The pace of killings slowed in 1942, as ghettoised Jewish slave workers were appropriated by the Wehrmacht. As Soviet troops advanced in 1943, the Nazi units tried to cover up the crime under the Aktion 1005 directive. Eighty inmates from the nearby Stutthof concentration camp were formed into Leichenkommando ("corpse units"). The workers were forced to dig up bodies, pile them on wood and burn them. The ashes were then ground up, mixed with sand and buried. After months of this gruesome work, the brigade managed to escape through a tunnel dug with spoons on 19 April 1944. Eleven of the 80 who escaped survived the war; their testimony contributed to revealing the massacre.
The total number of victims by the end of 1944 was between 70,000 and 100,000. According to post-war exhumation by the forces of Soviet 2nd Belorussian Front the majority (50,000–70,000) of the victims were Polish and Lithuanian Jews from nearby Polish and Lithuanian cities, while the rest were primarily Poles (about 20,000) and Russians (about 8,000). According to Monika Tomkiewicz, author of a 2008 book on the Ponary massacre, 80,000 people were killed, including 72,000 Jews, 5,000 Soviet prisoners, between 1,500 and 2,000 Poles, 1,000 people described as Communists or Soviet activists, and 40 Romani people.

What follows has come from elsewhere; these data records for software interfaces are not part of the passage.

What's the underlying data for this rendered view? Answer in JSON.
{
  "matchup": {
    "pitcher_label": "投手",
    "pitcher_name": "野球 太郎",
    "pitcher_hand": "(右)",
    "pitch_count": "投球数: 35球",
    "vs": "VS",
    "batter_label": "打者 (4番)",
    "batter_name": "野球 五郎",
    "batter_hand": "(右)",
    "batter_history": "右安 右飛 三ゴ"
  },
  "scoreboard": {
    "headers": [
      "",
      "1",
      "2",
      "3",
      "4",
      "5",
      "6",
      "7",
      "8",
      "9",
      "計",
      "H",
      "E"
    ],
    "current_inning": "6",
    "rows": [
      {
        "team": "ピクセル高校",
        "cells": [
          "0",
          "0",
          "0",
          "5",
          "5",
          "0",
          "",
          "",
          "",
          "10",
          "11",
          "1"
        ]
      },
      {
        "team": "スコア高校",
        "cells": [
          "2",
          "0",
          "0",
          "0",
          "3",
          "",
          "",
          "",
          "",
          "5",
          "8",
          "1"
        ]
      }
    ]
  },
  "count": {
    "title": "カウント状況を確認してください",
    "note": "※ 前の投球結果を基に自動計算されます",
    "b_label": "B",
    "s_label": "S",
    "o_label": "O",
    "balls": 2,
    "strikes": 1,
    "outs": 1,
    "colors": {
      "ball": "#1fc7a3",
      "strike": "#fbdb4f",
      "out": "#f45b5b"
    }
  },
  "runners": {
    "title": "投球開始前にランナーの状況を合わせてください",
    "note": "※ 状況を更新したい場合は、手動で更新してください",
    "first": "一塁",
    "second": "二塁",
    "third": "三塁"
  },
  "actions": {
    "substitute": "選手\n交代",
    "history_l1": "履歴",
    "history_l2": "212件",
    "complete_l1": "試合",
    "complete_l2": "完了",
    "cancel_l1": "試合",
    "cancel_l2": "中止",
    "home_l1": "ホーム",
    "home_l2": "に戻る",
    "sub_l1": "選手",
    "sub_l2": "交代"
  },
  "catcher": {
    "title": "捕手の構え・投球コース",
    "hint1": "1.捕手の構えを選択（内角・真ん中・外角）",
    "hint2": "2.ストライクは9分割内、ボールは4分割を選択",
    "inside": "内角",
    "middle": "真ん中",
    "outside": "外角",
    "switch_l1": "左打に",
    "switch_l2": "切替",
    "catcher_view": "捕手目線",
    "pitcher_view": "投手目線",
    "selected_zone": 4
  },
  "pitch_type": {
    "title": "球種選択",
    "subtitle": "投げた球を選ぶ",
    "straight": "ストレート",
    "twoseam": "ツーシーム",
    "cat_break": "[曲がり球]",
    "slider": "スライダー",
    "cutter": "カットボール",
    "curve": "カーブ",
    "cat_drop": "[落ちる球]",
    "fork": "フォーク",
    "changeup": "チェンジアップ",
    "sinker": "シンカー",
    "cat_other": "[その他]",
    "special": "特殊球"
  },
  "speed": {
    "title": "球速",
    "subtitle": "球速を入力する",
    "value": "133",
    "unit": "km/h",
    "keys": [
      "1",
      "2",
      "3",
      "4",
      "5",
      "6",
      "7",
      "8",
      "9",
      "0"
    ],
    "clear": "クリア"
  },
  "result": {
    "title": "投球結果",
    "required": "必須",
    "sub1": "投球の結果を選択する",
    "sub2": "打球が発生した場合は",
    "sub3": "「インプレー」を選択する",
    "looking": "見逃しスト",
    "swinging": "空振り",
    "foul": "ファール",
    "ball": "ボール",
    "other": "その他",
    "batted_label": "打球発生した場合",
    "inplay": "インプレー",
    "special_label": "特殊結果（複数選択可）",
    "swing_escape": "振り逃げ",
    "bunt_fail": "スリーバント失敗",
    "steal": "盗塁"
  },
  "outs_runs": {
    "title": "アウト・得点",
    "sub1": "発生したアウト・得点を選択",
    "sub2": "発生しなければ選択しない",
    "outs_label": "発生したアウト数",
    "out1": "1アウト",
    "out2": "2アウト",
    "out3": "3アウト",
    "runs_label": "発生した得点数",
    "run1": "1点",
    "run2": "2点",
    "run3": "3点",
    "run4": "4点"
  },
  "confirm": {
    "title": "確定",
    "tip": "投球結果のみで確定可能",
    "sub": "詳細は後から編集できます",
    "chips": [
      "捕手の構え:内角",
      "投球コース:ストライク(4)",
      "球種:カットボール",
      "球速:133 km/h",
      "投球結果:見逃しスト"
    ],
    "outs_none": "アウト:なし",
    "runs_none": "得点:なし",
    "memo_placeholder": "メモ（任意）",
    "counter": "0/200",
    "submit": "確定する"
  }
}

The Polish victims were mostly members of Polish intelligentsia – academics, educators (such as Kazimierz Pelczar, a professor of Stefan Batory University), priests (such as Father Romuald Świrkowski), and members of the Armia Krajowa resistance movement. Among the first victims were approximately 7,500 Soviet POWs shot in 1941 soon after Operation Barbarossa begun. At later stages there were also smaller numbers of victims of other nationalities, including local Russians, Romani and Lithuanians, particularly Communist sympathizers and members of General Povilas Plechavičius' Local Lithuanian Detachment who refused to follow German orders.
Information about the massacre began to spread as early as 1943, due to the activities and works of Helena Pasierbska, Józef Mackiewicz, Kazimierz Sakowicz and others. Nonetheless the Soviet regime, which supported the resettlement of Poles from the Kresy, found it convenient to deny that Poles or Jews were singled out for massacre in Paneriai; the official line was that Paneriai was a site of massacre of Soviet citizens only. This led some — including Polish Prime Minister Jerzy Buzek — to compare this to the Katyn massacre. On 22 October 2000, a decade after the fall of communism, in independent Lithuania, an effort by several Polish organizations resulted in raising a monument (a cross) to fallen Polish citizens, during an official ceremony in which representatives of both Polish and Lithuanian governments (Bronisław Komorowski, Polish Minister of Defence, and his Lithuanian counterpart), as well as several NGOs, took place.
The site of the massacre is commemorated by a memorial to the victims of the Holocaust, a memorial to the Polish victims and a small museum. The executions at Paneriai are currently being investigated by the Gdańsk branch of the Polish Institute of National Remembrance.